Storage landed the X1 middle of the pack with a score of 2049.
Procyon landed our X1 in 6th, just under the NUC 12 Pro. Photo scored 6051, while Office came in at 6680.
Battery testing showed impressive numbers, PCMark testing it at 811 minutes while Procyon showed 831 minutes.
Above, we have the X1 during testing. The majority of the heat comes from the left side of the notebook.
Value and Final Thoughts
With Value, we take the notebook's performance in several testing areas and put it against the cost at the time of writing. In this scenario, the X1 came in at a solid 94.7%.
With the 10th Generation of the Thinkpad X1 Carbon, it's the first I have seen Lenovo offer a U-Series 15W option for this SKU. Initially, I thought this would be a subpar option for performance, but surprisingly it did pretty well as we ran through the benchmarks. In many scenarios, you will note the 1265U outperforming the 11th Gen 1185G7, which was damn near top of the range in its day, and it also manages to keep up with the 1260p in some cases.
Its single-core performance was 150 points higher than 11th Gen in R23, and nT showed an even bigger boost of nearly 3000 points. In application testing, we saw a near 200 points jump in both Office and Photo workloads using the UL Procyon benchmark.
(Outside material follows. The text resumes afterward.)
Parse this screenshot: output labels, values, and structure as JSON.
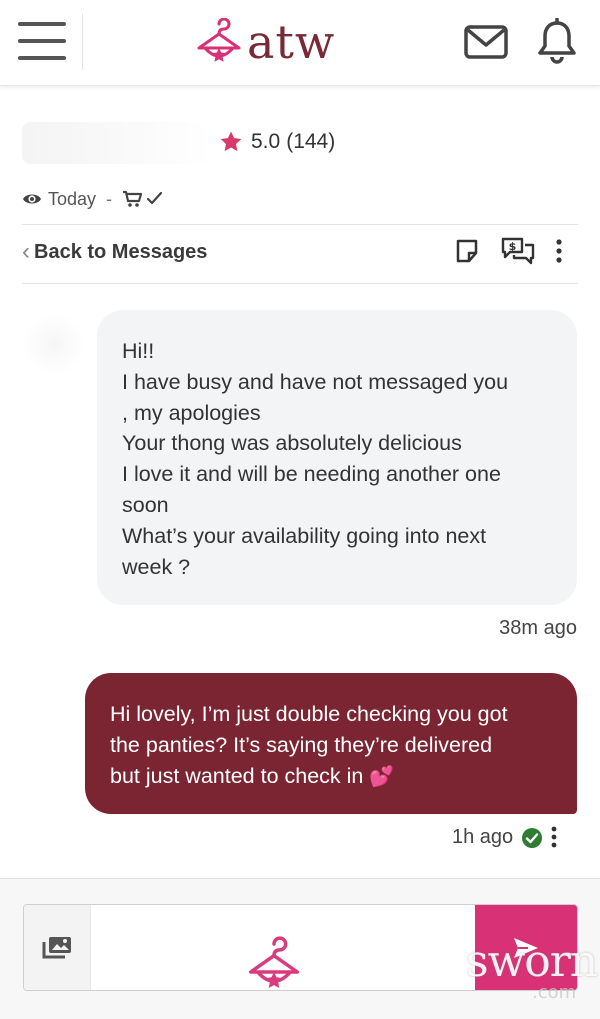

All of this makes for a potent combo, as the Gen10 Carbon, if configured with the 1265U, is an ultra-light machine that uses even less power than its 28W counterparts giving you more battery life; this is evident in our power chart where a 1280p powered XPS Plus shows nearly 300 minutes less battery life with a similar 55wH battery.
The Thinkpad X1 Gen10 overall hasn't changed much in its design over the years, this is something Lenovo is likely keen to continue, but we were hoping to see an improved cooling design in this new iteration as the center-mounted fan is easily blocked if you use this on your lap without a lap desk. In turn, this can severely degrade the performance, especially if you have a P-Series SKU.